A final thought in the realm of expanding our networks: I really have to commend Avi Chai for understanding the importance of this concept. I consider myself a pretty tech/EdTech savvy guy, but I have to admit, before about 3 months ago, I didn’t even know that there was such a thing as an ISTE conference. Avi Chai got the word out, and sponsored a group of 10 Jewish Educators from North America to attend ISTE. I am grateful to them not only for selecting me to attend, but moreover, for recognizing the power of what can happen when you bring Jewish educators from different backgrounds, schools, and communities together. Many of the fellow Avi Chai attendees were people I would probably not encounter in my usual local network of Jewish educators from similar types of schools. Going to the conference with this group, especially sitting in evening sessions with them and reflecting on what we learned that day, added an entirely new and very powerful layer to this conference. In the summer of 2008 I had the privilege of attending the Harvard Graduate School of Education program for principals, with a group also sponsored by Avi Chai, and I had a similar experience of engaging Jewish educators from outside my ‘traditional’ network. I sincerely thank Avi Chai for having the wisdom to bring Jewish educators together, and especially for following this model of assembling a Jewish Educator “team” to attend a larger conference like ISTE together.

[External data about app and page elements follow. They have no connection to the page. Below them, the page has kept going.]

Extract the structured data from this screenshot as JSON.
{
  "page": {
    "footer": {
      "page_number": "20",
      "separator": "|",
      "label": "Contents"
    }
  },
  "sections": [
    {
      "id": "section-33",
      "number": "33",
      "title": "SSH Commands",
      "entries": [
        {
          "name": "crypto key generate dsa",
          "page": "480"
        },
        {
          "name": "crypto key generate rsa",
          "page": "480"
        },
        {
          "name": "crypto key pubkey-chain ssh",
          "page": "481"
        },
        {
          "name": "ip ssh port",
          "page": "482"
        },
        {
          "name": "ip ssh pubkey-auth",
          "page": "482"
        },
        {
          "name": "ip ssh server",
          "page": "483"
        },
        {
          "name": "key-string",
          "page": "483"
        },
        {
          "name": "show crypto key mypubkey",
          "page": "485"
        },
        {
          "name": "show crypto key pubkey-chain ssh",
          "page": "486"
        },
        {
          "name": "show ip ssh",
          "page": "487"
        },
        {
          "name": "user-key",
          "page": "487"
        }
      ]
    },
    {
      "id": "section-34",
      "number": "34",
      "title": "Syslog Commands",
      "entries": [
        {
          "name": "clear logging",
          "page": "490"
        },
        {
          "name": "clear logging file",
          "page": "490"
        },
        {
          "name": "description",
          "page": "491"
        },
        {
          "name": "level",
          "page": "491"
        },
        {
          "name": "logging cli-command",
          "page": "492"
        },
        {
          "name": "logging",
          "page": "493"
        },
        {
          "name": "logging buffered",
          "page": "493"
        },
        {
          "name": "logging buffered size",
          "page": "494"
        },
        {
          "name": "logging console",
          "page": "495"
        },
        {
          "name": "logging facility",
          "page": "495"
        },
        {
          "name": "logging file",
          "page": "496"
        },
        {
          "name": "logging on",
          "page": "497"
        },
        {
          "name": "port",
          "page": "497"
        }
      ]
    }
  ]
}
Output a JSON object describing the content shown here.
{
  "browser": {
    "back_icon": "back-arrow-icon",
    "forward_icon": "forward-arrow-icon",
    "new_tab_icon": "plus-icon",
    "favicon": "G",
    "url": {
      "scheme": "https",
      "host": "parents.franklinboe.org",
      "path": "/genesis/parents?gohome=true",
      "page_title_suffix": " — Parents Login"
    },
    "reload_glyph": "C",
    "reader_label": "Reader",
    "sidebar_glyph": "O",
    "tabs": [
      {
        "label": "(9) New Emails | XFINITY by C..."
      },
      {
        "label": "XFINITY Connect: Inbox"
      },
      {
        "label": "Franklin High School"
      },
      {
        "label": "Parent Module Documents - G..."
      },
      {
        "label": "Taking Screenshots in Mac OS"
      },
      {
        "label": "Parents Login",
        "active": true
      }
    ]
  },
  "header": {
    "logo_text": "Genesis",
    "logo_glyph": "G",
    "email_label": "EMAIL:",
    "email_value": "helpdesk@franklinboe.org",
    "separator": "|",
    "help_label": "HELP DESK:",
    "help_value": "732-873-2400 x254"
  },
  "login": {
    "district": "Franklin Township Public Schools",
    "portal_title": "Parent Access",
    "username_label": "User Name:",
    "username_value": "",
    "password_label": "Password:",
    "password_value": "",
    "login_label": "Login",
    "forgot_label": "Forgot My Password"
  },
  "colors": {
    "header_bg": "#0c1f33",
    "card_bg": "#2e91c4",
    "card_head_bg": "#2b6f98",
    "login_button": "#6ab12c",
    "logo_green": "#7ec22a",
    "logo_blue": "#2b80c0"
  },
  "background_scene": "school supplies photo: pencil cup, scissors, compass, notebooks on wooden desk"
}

I remember quite vividly the first time I got my feet wet with digital video editing. I was working for NCSY and was preparing a curriculum for a shabbaton/convention. I was looking for a little extra ‘oomph’ at the Saturday night “Kumsitz” program. I borrowed my sister’s lime green iBook, and put together a slide show/video that incorporated the Wu Tang Clan rap about the Holocaust “Never Again.” Here is a YouTube clip with the rap and scenes from Schindler’s List (NOT my video). Alas, this was in the days before YouTube (what? such a time existed?), and I did not publish the video. I’ll have to look around and see if I still have the tape.
In any event, the response to the program was powerful. People had not seen this sort of thing before. And I was hooked. I started putting together more videos and learning more tricks of the trade. One of my early videos was about Shabbos, and I recorded responses of people in the street that I stopped to ask about the day of rest. Here was the result.
I also had the opportunity to watch some true masters of the medium of videos in informal education, first among those being our own Dr. Eliezer Jones, who was simply a game changer in the field of Jewish multimedia presentations.
Alas, as time went on, I got busier in my formal teaching career, I had to start paying tuition bills and went for a cheaper Windows machine instead of a replacement for my aging Mac, and I largely became an observer. But today, as I was putting together a short video on iMovie for my YU Edtech 102 course assignment on visual tools, it all came back to me.
Videos are incredibly powerful. They can call attention to themes, open up people’s thoughts and emotions, in ways that other mediums simply cannot. The incredible thing about the times we live in is that tools for creating powerful videos are plentiful, often easy to use, and not very costly.